However, the contract also includes a clause that awards JLL 10 percent of any cost savings above and beyond its projected baseline savings in the first year. After that, the percentage decreases each year by one percent, down to 1 percent of savings awards in year 10 of the contract. (The five-year contract has the option of being expanded another five years before the state would have to rebid it.)

…”That’s to reduce operational costs. If you look, it specifically prohibits a reduction in force, period. They cannot reduce the force,” said Mike Perry, the state’s chief procurement officer, during a press conference Thursday.

Yet the terms of the contract include multiple loopholes as to who can be considered “transition employees” and continue on with the subcontractors JLL will hire. Employees must have worked for the state for over 6 months at 30 hours a week or more and be considered to “provide services selected to be performed by the Contractor at a minimum of” 51 percent of their job duties. They must pass whatever background checks JLL deems necessary, along with a drug test. Currently the state does not require either for the majority of its positions.

…Even if employees do pass all the required checks, there’s still no guarantee they’ll be offered the same job, at the same campus. The contract only requires a position be offered in a 50 mile radius.

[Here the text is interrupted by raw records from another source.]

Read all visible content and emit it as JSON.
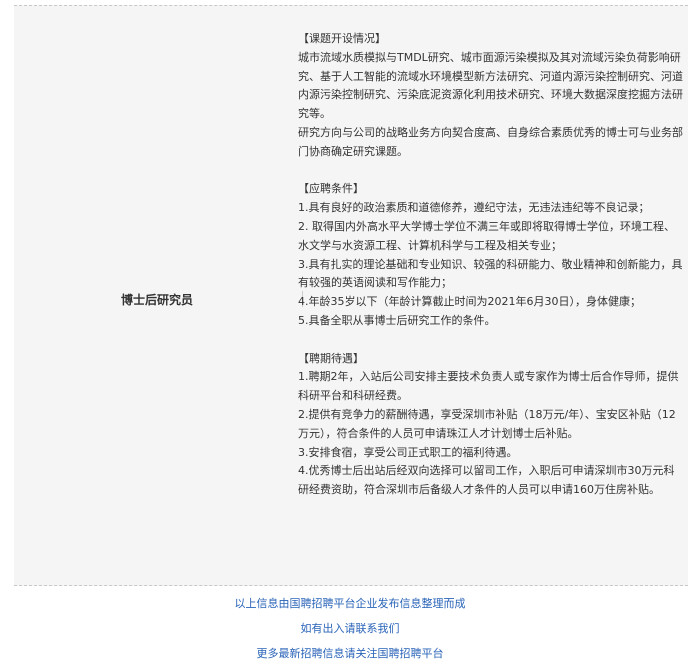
{
  "position": {
    "title": "博士后研究员"
  },
  "sections": [
    {
      "heading": "【课题开设情况】",
      "lines": [
        "城市流域水质模拟与TMDL研究、城市面源污染模拟及其对流域污染负荷影响研究、基于人工智能的流域水环境模型新方法研究、河道内源污染控制研究、河道内源污染控制研究、污染底泥资源化利用技术研究、环境大数据深度挖掘方法研究等。",
        "研究方向与公司的战略业务方向契合度高、自身综合素质优秀的博士可与业务部门协商确定研究课题。"
      ]
    },
    {
      "heading": "【应聘条件】",
      "lines": [
        "1.具有良好的政治素质和道德修养，遵纪守法，无违法违纪等不良记录；",
        "2. 取得国内外高水平大学博士学位不满三年或即将取得博士学位，环境工程、水文学与水资源工程、计算机科学与工程及相关专业；",
        "3.具有扎实的理论基础和专业知识、较强的科研能力、敬业精神和创新能力，具有较强的英语阅读和写作能力；",
        "4.年龄35岁以下（年龄计算截止时间为2021年6月30日），身体健康；",
        "5.具备全职从事博士后研究工作的条件。"
      ]
    },
    {
      "heading": "【聘期待遇】",
      "lines": [
        "1.聘期2年，入站后公司安排主要技术负责人或专家作为博士后合作导师，提供科研平台和科研经费。",
        "2.提供有竞争力的薪酬待遇，享受深圳市补贴（18万元/年）、宝安区补贴（12万元），符合条件的人员可申请珠江人才计划博士后补贴。",
        "3.安排食宿，享受公司正式职工的福利待遇。",
        "4.优秀博士后出站后经双向选择可以留司工作，入职后可申请深圳市30万元科研经费资助，符合深圳市后备级人才条件的人员可以申请160万住房补贴。"
      ]
    }
  ],
  "footer": {
    "line1": "以上信息由国聘招聘平台企业发布信息整理而成",
    "line2": "如有出入请联系我们",
    "line3": "更多最新招聘信息请关注国聘招聘平台"
  },
  "colors": {
    "card_background": "#f5f5f5",
    "footer_link": "#2a64b8",
    "text": "#333333"
  }
}
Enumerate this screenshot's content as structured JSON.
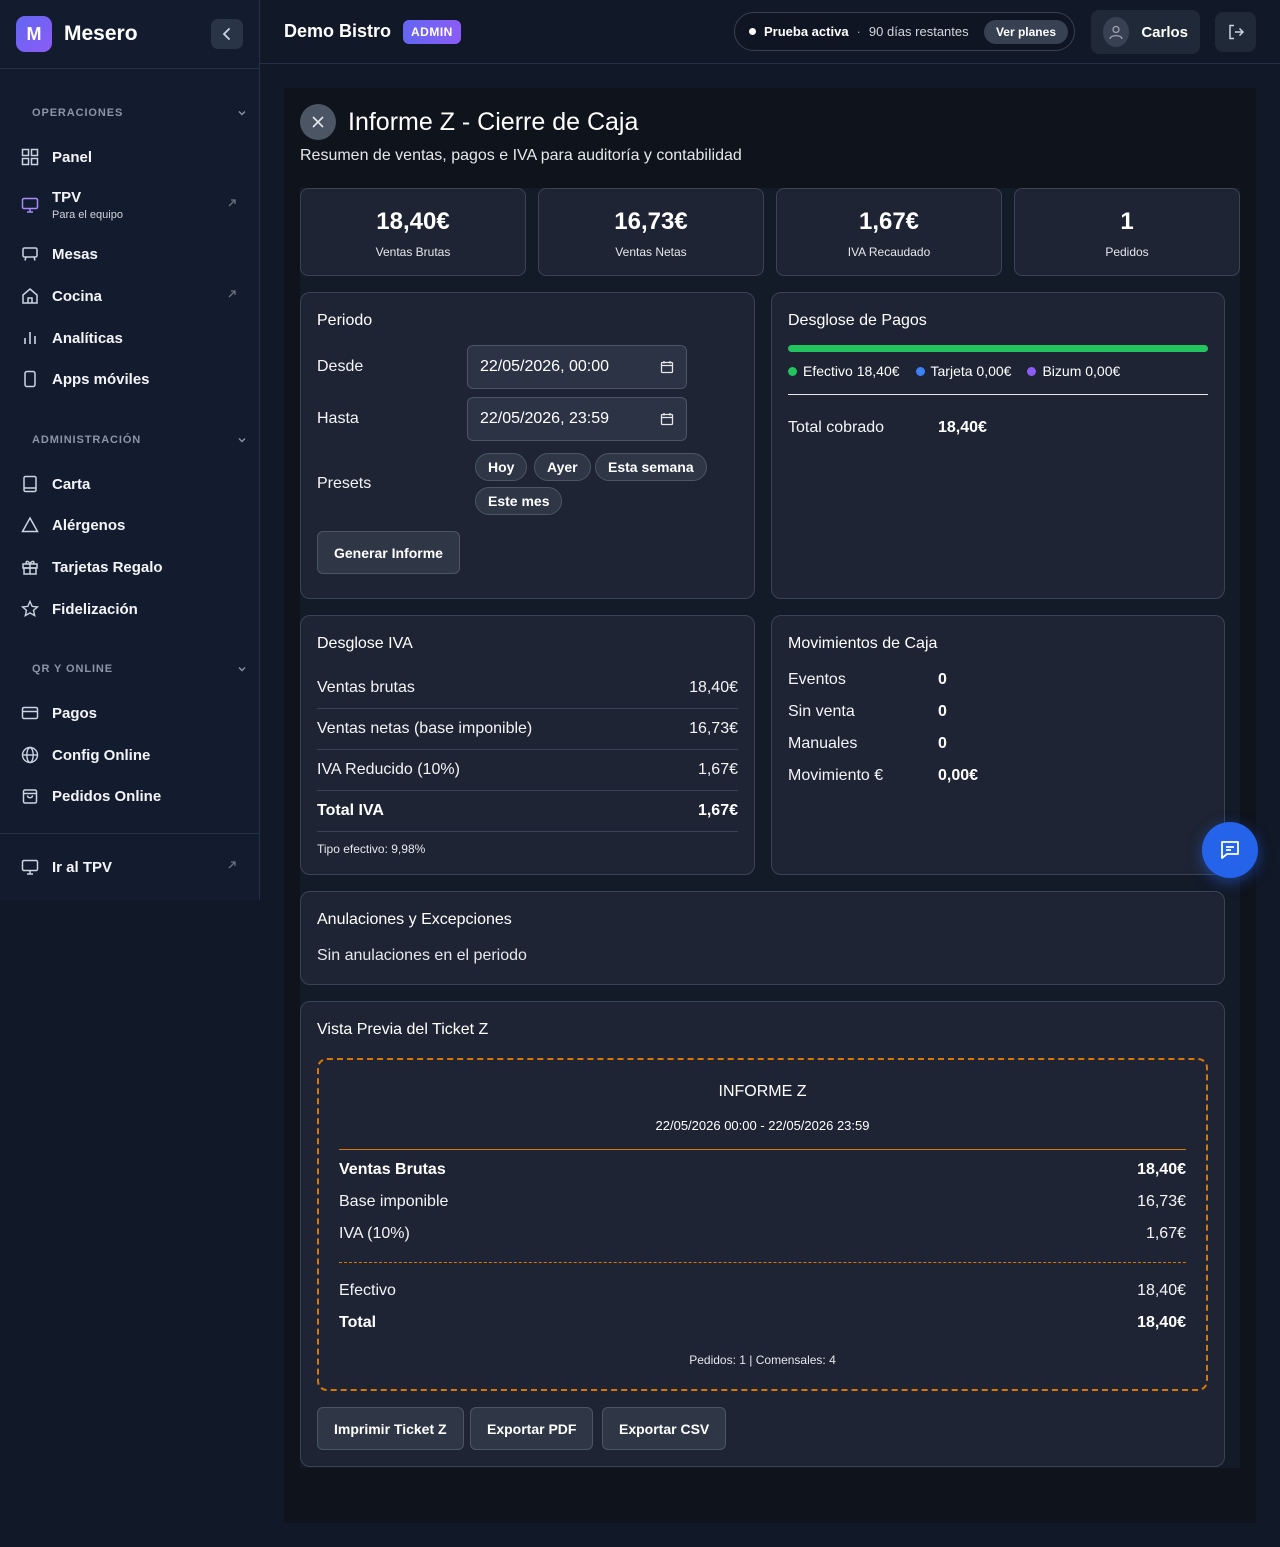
{
  "app": {
    "name": "Mesero",
    "logo_letter": "M"
  },
  "sidebar": {
    "sections": [
      {
        "title": "OPERACIONES",
        "items": [
          {
            "label": "Panel",
            "icon": "grid-icon"
          },
          {
            "label": "TPV",
            "sub": "Para el equipo",
            "icon": "monitor-icon",
            "external": true
          },
          {
            "label": "Mesas",
            "icon": "table-icon"
          },
          {
            "label": "Cocina",
            "icon": "home-icon",
            "external": true
          },
          {
            "label": "Analíticas",
            "icon": "bar-chart-icon"
          },
          {
            "label": "Apps móviles",
            "icon": "phone-icon"
          }
        ]
      },
      {
        "title": "ADMINISTRACIÓN",
        "items": [
          {
            "label": "Carta",
            "icon": "book-icon"
          },
          {
            "label": "Alérgenos",
            "icon": "warning-icon"
          },
          {
            "label": "Tarjetas Regalo",
            "icon": "gift-icon"
          },
          {
            "label": "Fidelización",
            "icon": "star-icon"
          }
        ]
      },
      {
        "title": "QR Y ONLINE",
        "items": [
          {
            "label": "Pagos",
            "icon": "card-icon"
          },
          {
            "label": "Config Online",
            "icon": "globe-icon"
          },
          {
            "label": "Pedidos Online",
            "icon": "bag-icon"
          }
        ]
      }
    ],
    "footer": {
      "label": "Ir al TPV"
    }
  },
  "topbar": {
    "venue": "Demo Bistro",
    "role_badge": "ADMIN",
    "trial": {
      "status": "Prueba activa",
      "separator": "·",
      "remaining": "90 días restantes",
      "cta": "Ver planes"
    },
    "user": "Carlos"
  },
  "report": {
    "title": "Informe Z - Cierre de Caja",
    "subtitle": "Resumen de ventas, pagos e IVA para auditoría y contabilidad",
    "stats": [
      {
        "value": "18,40€",
        "label": "Ventas Brutas"
      },
      {
        "value": "16,73€",
        "label": "Ventas Netas"
      },
      {
        "value": "1,67€",
        "label": "IVA Recaudado"
      },
      {
        "value": "1",
        "label": "Pedidos"
      }
    ],
    "period": {
      "title": "Periodo",
      "from_label": "Desde",
      "from_value": "22/05/2026, 00:00",
      "to_label": "Hasta",
      "to_value": "22/05/2026, 23:59",
      "presets_label": "Presets",
      "presets": [
        "Hoy",
        "Ayer",
        "Esta semana",
        "Este mes"
      ],
      "generate": "Generar Informe"
    },
    "payments": {
      "title": "Desglose de Pagos",
      "legend": [
        {
          "label": "Efectivo 18,40€",
          "color": "#22c55e",
          "fraction": 1.0
        },
        {
          "label": "Tarjeta 0,00€",
          "color": "#3b82f6",
          "fraction": 0
        },
        {
          "label": "Bizum 0,00€",
          "color": "#8b5cf6",
          "fraction": 0
        }
      ],
      "total_label": "Total cobrado",
      "total_value": "18,40€"
    },
    "iva": {
      "title": "Desglose IVA",
      "rows": [
        {
          "label": "Ventas brutas",
          "value": "18,40€"
        },
        {
          "label": "Ventas netas (base imponible)",
          "value": "16,73€"
        },
        {
          "label": "IVA Reducido (10%)",
          "value": "1,67€"
        },
        {
          "label": "Total IVA",
          "value": "1,67€"
        }
      ],
      "effective": "Tipo efectivo: 9,98%"
    },
    "cash": {
      "title": "Movimientos de Caja",
      "rows": [
        {
          "label": "Eventos",
          "value": "0"
        },
        {
          "label": "Sin venta",
          "value": "0"
        },
        {
          "label": "Manuales",
          "value": "0"
        },
        {
          "label": "Movimiento €",
          "value": "0,00€"
        }
      ]
    },
    "voids": {
      "title": "Anulaciones y Excepciones",
      "empty": "Sin anulaciones en el periodo"
    },
    "ticket": {
      "title": "Vista Previa del Ticket Z",
      "heading": "INFORME Z",
      "range": "22/05/2026 00:00 - 22/05/2026 23:59",
      "rows": [
        {
          "label": "Ventas Brutas",
          "value": "18,40€"
        },
        {
          "label": "Base imponible",
          "value": "16,73€"
        },
        {
          "label": "IVA (10%)",
          "value": "1,67€"
        }
      ],
      "pay_rows": [
        {
          "label": "Efectivo",
          "value": "18,40€"
        },
        {
          "label": "Total",
          "value": "18,40€"
        }
      ],
      "footer": "Pedidos: 1 | Comensales: 4"
    },
    "actions": [
      "Imprimir Ticket Z",
      "Exportar PDF",
      "Exportar CSV"
    ]
  }
}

Rehired employees are supposed to be given equitable compensation, but in JLL’s own bid proposal, it admits that an employee with a family of four would have their health insurance premiums double and the out-of-pocket max increase by $2,150. Meanwhile, paid time off will decrease. (A single employee’s health insurance costs will go down, the proposal says.) An employee would ostensibly be paid more to make up for the higher health insurance costs and lack of vacation time, but Perry admitted he had no idea how this would work in practice as far as taxes go.

Note: The post has a copy of the contract posted HERE.